New high-speed wireless antenna can run eight iPhones playing streaming video at once. It’s like having your own E-Z Pass lane for wireless data regardless of where you are or how crowded the wireless network is.
The supporters of a new wireless transmission system are comparing it to the change from tubes to transistors in electronics but now in wireless. The Artemis pCell or pWave antenna (p is for personal), to be announced today, attempts to solve the problem of a crowded network where thousands and millions of mobile devices are competing over the same wireless airwaves where calls are dropped or transmission is interrupted.
Why is the groundbreaking or game changing?
As the number of mobile devices climbs and with that users’ appetite for more and faster video streaming on bigger, sharper screens, the regular cellular networks are becoming overloaded. Since 2012, the average mobile phone user has doubled the amount of gigabytes consumed. To deal with the problem, wireless providers like Verizon are building more antennas, forming smaller wireless cells with stronger coverage, and rolling out service on new segments of the spectrum, like building more lanes across the Ben Franklin or the Walt Whitman Bridges.
That’s great until those lanes become crowded and so everyone has to slow down or a parking lot owner, looking to accommodate more car, makes the parking spaces narrower and closer together.
The new pCell transmission is built on the assumption that everyone gets their own E-Z Pass lane. How? The developer, Steve Perlman, formerly of Apple and of other cloud-based start-ups he founded, has his Artemis Networks technology embracing the interference caused by nearby antennas rather than avoiding it. Data centers connected to the antennas create a mathematical calculation that creates a unique wireless signal for each network user, hence the subscript “p” for personal.
Will it work? Mr. Perlman and his team got the technology to work seamlessly on eight iPhones playing streaming video at once. He will do the same for the public at Columbia University on Wednesday, February 19th.
Why is this an example of creative destruction? Two reasons. One, it addresses the growing demand for ultra-fast networks and the requisite huge data appetites mobile devices, particularly those using videos and other high-speed data apps, need. And second, its cost of implementation for a newcomer to the wireless business is much lower because of pCell’s greater flexibility regarding antenna production and location than traditional wireless network providers need.

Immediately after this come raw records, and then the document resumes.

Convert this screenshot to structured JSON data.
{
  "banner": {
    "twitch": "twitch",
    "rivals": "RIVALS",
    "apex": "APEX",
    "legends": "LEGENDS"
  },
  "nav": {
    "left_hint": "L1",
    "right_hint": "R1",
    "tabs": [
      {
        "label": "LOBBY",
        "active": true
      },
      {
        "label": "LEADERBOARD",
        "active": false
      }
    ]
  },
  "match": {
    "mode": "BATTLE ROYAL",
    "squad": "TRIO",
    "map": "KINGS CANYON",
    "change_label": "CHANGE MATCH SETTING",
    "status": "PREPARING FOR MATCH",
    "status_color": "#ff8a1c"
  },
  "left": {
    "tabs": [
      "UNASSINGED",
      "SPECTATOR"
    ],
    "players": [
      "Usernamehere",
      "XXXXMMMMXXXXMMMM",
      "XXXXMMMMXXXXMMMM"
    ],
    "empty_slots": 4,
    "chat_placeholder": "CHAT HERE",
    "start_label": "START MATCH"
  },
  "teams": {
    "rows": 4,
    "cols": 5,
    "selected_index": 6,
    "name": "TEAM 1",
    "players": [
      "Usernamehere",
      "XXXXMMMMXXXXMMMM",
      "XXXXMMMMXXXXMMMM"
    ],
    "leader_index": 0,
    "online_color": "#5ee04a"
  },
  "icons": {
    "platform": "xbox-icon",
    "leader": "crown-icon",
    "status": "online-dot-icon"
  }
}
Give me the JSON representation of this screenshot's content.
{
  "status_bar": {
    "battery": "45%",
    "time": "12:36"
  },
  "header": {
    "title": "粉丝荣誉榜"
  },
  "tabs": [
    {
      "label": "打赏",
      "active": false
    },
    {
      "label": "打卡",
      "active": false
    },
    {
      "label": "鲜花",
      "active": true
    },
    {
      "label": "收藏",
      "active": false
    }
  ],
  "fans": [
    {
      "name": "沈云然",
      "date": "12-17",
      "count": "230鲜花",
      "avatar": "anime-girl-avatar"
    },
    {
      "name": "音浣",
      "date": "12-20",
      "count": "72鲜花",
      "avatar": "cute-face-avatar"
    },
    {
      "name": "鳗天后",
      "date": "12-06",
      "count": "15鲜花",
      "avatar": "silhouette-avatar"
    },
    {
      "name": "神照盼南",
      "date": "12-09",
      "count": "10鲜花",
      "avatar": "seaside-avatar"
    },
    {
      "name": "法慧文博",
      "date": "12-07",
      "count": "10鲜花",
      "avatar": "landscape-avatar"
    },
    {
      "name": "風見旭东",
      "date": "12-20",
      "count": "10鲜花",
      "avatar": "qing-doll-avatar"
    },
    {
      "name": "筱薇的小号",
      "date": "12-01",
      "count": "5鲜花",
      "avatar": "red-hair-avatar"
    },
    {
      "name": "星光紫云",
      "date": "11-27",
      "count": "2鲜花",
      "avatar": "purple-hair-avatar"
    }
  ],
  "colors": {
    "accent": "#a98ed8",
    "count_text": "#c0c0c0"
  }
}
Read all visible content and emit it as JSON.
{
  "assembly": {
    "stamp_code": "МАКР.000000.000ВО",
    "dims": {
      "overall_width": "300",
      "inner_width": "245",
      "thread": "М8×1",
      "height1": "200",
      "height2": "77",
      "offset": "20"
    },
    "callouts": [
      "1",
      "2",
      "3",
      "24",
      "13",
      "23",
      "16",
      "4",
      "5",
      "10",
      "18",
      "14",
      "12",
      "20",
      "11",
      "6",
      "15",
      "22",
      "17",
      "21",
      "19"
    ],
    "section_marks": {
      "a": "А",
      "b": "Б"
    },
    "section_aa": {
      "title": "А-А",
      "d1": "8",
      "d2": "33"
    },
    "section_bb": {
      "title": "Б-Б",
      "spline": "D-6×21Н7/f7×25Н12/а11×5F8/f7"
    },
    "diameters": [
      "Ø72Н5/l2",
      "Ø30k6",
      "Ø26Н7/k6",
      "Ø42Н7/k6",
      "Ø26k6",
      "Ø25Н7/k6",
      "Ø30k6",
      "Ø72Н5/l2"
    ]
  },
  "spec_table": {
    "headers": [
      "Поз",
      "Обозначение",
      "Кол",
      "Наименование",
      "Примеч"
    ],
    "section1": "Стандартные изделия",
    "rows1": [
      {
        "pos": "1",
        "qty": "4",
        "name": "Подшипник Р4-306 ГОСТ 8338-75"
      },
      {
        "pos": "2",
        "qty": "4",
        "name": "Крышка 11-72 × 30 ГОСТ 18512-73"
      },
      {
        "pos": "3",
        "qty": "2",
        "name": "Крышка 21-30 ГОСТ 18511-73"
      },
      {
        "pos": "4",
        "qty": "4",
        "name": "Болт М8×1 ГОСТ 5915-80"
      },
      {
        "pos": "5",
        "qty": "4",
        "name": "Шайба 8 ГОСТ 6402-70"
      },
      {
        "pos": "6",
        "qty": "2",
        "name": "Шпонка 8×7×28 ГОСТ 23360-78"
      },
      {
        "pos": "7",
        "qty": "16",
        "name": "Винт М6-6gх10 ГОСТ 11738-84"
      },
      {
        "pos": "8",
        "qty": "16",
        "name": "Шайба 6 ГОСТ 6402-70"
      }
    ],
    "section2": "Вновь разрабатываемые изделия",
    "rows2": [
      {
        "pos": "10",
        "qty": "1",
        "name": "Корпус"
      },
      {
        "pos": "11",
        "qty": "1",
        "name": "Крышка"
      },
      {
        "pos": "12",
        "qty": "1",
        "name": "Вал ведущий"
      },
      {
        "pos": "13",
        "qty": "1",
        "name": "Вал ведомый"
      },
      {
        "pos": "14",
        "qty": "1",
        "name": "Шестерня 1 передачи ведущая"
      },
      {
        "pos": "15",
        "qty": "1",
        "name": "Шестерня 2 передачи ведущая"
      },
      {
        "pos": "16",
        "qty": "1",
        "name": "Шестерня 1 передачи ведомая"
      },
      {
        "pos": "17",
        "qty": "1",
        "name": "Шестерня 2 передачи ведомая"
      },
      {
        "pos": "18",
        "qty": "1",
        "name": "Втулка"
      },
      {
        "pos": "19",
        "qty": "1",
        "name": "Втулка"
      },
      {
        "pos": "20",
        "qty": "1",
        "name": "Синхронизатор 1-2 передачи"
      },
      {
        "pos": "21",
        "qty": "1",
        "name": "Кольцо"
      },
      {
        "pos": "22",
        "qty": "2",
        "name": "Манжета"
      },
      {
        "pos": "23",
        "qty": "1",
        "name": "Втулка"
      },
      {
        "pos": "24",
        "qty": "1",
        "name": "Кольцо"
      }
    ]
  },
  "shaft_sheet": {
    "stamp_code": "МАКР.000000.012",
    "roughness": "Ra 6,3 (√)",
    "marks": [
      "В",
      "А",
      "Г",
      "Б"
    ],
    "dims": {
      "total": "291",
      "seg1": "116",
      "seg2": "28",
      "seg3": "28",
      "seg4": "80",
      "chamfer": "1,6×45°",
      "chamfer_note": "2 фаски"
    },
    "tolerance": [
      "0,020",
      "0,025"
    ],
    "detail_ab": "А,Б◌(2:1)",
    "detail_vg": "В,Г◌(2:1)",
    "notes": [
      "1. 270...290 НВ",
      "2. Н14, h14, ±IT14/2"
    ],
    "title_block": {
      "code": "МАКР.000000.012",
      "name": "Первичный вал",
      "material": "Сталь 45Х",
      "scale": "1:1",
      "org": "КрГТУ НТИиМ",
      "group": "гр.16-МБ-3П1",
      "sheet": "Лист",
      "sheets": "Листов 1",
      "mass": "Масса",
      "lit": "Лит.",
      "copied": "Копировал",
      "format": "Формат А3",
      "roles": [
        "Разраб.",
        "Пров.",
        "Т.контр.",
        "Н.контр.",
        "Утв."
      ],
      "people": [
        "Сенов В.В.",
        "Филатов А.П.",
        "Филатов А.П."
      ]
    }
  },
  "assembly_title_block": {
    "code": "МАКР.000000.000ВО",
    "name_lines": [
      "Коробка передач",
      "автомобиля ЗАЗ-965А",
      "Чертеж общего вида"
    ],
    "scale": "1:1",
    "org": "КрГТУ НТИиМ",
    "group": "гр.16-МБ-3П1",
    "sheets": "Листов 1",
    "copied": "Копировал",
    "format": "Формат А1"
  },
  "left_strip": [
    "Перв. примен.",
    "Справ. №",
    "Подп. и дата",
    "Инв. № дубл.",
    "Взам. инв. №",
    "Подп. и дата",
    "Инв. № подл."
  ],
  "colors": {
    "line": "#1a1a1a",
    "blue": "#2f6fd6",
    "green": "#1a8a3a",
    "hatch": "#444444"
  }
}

Here comes everybody, as Clay Shirky would say.
For more detail, see Nick Wingfield’s excellent reporting in the NY Times: